is built on land of the wife's family, which means they move right next door. This 
new family is forbidden to live close to the husband's family and other taboos 
govern the interaction between the in-laws. In-law taboos forbid extended and 
intimate interaction t)etween the daughter-in-law and her husband's parents. The 
daughter in-law is not allowed to enter or be under her in-law's house. She must 
stay outside if they do go to visit, and if needed, a separate shelter will be built 
especially for her. She also may not touch her in-laws' cooking utensils or hand 




Green & v.d. Haak - Bru Khong Chiem Orthography 27 

cooked food to any of her in-laws, so during feasts she may not help her mother- 
in-law in the kitchen. 

However, the matrilocal residence rule can flex with the home situation of 
both the man and the wife. If the man is an only child, if he has no sisters, or if 
his parents have more land for 
building a house or doing rice fields 
than his wife's parents (or any 
combination of these reasons), then 
a woman might leave her clan and 
join her husband's family instead. 
This provkles the newly wed couple 
with land and a house, and the 
elderly parents with children to care 

for them. In such cases, however, the wife will have to leave her clan, by making 
a buffalo sacrifice. 

In Woen Buek, a clan head leads each clan. The position of clan head is 
traditionally hereditary. It is passed on to a qualified male heir after the clan 
head's death. If the clan head has several sons, the clan members will get 
together and decide which of the sons will take the position. If there are no 
eligible sons, the position is passed on to a qualified male ''nephew." The role of 
the clan head is to mediate in social disputes and in matters that deal with the 
clan ancestors. If a clan member has offended the ancestors (generally through 
illk:it sexual unions or through marital divorce or separation), it is the clan head's 
responsibility to take the offending part/s sacrifice to the ancestors place (usually 
a small house or altar) and there sacrifice the animal, explaining the reason for 
the sacrifice and asking for the ancestor's forgiveness and subsequent blessing. 

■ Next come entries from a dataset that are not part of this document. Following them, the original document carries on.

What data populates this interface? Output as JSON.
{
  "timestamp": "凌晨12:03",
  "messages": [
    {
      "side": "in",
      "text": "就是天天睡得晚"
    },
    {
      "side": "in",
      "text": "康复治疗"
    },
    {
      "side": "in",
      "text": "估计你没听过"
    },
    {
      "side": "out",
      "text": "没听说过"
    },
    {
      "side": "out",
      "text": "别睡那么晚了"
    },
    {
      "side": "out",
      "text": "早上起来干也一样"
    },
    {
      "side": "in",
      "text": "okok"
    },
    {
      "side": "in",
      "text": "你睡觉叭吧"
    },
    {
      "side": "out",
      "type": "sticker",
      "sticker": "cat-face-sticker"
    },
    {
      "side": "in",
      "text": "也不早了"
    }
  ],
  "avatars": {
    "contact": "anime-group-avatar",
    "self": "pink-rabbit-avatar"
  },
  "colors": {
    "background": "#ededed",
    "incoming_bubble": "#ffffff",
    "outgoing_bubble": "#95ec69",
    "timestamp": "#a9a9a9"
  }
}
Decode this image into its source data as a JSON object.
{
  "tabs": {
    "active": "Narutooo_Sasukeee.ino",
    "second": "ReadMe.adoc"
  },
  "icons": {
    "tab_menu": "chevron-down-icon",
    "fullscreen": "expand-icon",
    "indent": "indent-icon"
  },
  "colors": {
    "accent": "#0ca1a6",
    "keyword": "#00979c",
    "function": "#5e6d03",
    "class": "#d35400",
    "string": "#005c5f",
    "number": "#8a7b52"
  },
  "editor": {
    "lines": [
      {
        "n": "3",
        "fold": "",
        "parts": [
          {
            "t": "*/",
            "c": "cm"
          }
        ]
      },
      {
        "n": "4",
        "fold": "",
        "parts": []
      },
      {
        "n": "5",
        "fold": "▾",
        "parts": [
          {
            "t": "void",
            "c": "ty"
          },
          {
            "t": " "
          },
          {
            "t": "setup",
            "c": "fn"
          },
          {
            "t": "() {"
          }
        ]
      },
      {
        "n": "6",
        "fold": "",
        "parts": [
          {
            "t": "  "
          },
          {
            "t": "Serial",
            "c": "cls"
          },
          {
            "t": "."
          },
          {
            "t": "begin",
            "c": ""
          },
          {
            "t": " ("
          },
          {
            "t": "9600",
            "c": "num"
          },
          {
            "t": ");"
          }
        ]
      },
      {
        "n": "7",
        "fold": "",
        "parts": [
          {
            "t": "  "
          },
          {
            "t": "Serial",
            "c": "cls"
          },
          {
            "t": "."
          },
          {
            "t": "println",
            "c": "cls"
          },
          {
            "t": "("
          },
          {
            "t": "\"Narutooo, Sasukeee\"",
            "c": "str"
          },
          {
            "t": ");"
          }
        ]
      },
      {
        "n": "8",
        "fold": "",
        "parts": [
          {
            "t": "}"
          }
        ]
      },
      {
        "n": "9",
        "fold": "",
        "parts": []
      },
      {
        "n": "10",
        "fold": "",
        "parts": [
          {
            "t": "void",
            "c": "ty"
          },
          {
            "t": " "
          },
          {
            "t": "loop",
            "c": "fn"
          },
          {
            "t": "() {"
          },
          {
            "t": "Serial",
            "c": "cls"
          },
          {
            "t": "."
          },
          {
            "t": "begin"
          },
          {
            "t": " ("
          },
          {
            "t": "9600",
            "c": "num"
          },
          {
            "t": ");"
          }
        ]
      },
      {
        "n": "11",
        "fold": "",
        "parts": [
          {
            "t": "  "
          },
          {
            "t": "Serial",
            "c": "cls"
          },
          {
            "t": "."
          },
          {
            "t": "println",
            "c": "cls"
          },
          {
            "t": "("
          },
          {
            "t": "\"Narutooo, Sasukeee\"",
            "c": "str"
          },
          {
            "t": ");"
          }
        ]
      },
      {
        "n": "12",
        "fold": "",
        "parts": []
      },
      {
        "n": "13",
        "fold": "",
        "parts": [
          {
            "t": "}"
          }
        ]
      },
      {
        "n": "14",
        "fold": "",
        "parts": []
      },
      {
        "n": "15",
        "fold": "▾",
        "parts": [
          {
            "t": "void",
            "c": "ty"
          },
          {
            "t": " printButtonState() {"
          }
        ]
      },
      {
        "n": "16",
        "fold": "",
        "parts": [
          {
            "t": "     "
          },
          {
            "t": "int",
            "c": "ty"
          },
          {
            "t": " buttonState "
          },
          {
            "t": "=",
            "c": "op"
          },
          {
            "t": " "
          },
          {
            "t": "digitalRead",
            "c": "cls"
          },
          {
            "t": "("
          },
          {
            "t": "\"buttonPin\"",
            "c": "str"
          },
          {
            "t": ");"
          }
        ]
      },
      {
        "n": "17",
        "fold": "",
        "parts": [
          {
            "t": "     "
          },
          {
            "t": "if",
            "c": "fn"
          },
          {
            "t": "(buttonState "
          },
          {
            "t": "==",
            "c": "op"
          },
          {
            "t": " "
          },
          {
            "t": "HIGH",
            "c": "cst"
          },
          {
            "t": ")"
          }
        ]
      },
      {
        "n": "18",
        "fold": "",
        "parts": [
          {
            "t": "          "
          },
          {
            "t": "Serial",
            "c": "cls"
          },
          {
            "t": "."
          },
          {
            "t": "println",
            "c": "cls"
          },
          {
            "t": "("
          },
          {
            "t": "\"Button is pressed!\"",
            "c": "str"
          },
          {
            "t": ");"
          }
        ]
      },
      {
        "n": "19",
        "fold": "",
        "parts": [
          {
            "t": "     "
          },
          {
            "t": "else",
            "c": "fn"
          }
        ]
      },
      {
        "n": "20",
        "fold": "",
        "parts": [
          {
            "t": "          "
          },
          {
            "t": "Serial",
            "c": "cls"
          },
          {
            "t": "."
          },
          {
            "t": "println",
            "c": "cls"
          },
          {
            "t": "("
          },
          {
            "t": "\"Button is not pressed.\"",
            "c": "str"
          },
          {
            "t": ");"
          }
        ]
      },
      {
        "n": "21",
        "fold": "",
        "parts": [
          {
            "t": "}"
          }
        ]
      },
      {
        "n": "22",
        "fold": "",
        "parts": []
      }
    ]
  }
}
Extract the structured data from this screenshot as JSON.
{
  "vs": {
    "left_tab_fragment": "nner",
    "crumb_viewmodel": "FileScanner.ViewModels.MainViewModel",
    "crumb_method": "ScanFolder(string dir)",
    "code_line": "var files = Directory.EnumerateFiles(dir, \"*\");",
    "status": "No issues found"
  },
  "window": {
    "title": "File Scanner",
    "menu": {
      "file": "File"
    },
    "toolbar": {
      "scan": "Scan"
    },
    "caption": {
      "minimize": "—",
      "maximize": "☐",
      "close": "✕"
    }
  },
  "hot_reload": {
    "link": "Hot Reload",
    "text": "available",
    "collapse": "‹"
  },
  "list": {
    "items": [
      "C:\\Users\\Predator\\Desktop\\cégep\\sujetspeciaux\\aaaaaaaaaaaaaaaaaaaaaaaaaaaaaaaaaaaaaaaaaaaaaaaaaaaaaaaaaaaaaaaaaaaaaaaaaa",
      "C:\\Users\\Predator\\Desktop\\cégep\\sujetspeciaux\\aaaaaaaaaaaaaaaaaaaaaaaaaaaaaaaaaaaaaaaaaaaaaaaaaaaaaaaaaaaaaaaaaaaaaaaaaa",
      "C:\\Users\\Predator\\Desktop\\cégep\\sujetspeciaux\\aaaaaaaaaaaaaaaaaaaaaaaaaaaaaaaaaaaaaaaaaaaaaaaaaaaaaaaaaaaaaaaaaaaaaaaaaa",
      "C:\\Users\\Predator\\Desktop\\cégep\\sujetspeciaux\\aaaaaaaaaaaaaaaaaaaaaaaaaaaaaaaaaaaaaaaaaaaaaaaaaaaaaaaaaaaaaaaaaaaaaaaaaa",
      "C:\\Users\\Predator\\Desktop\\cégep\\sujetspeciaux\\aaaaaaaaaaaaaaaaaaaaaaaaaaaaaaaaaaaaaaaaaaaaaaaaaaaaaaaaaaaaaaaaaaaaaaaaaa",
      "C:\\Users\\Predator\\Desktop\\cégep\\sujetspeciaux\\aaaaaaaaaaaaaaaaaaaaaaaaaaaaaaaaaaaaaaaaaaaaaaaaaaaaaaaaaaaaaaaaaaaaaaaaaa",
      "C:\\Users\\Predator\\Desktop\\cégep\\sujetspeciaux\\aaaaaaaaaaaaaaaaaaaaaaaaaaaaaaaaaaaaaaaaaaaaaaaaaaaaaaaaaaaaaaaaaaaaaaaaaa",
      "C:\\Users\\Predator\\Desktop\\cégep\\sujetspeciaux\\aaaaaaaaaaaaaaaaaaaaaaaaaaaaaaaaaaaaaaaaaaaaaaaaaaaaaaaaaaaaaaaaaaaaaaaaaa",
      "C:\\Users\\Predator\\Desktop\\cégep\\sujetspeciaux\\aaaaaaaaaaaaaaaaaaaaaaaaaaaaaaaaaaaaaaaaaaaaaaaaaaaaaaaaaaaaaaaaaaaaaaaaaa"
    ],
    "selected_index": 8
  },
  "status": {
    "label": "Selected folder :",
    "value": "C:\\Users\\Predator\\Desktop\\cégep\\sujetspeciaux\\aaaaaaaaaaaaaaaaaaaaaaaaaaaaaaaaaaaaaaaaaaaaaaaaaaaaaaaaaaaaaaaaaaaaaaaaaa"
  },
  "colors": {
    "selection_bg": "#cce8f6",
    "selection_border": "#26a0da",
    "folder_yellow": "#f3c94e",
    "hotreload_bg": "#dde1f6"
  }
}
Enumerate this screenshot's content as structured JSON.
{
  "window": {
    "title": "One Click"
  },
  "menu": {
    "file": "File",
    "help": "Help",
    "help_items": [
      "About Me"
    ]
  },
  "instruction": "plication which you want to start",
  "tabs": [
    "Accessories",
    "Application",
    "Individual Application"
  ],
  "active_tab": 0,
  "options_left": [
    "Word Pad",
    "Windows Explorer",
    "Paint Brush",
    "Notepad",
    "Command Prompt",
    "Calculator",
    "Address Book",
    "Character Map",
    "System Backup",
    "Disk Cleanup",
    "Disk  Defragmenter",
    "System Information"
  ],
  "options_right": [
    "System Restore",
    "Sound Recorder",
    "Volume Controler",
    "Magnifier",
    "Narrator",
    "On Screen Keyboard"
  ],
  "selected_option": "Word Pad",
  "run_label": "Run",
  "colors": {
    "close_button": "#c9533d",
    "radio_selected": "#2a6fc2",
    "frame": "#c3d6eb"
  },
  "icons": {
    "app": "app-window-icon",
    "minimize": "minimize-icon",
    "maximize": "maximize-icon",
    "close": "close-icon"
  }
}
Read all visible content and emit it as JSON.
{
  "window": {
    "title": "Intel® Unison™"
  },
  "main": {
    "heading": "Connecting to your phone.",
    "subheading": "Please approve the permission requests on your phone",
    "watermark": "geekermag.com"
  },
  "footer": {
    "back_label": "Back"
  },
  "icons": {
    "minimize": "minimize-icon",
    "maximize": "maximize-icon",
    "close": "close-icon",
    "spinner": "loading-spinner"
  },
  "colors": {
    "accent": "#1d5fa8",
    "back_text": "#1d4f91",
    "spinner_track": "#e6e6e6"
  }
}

The Bru in Woen Buek follow a mixture of Buddhist and traditional 
animistic practices. Traditional animists respect and make sacrifices to the clan 
ancestors along with a myriad of other supernatural beings and spirits. These 
spirits have power over various aspects of the world and natural phenomena and 
can cause people to be sick or bring disaster on them. Because these beings 
and spirits can cause harm for the Bru either as individuals or as a village, the 
Bru are careful not to offend any of the supernatural beings or spirits in their day 
to day living. 




i,ua4iwjvnjj^fia'3l^msjfiii?'3W?syv\i?2:ifiW4Viii9M'i 6 fan 

In Honor of 

His Majesty King Bhumibol Adulyadej 

On the Auspicious Occasion of his Sixth Cycle Birthday 

Minority Language Orthograph in Thailand; 

Five Case Studies 



Edited by the TU-SIL-LRDP Committee 

Under the auspices of Thammasat University 

and in cooperation with SIL International 

January 2002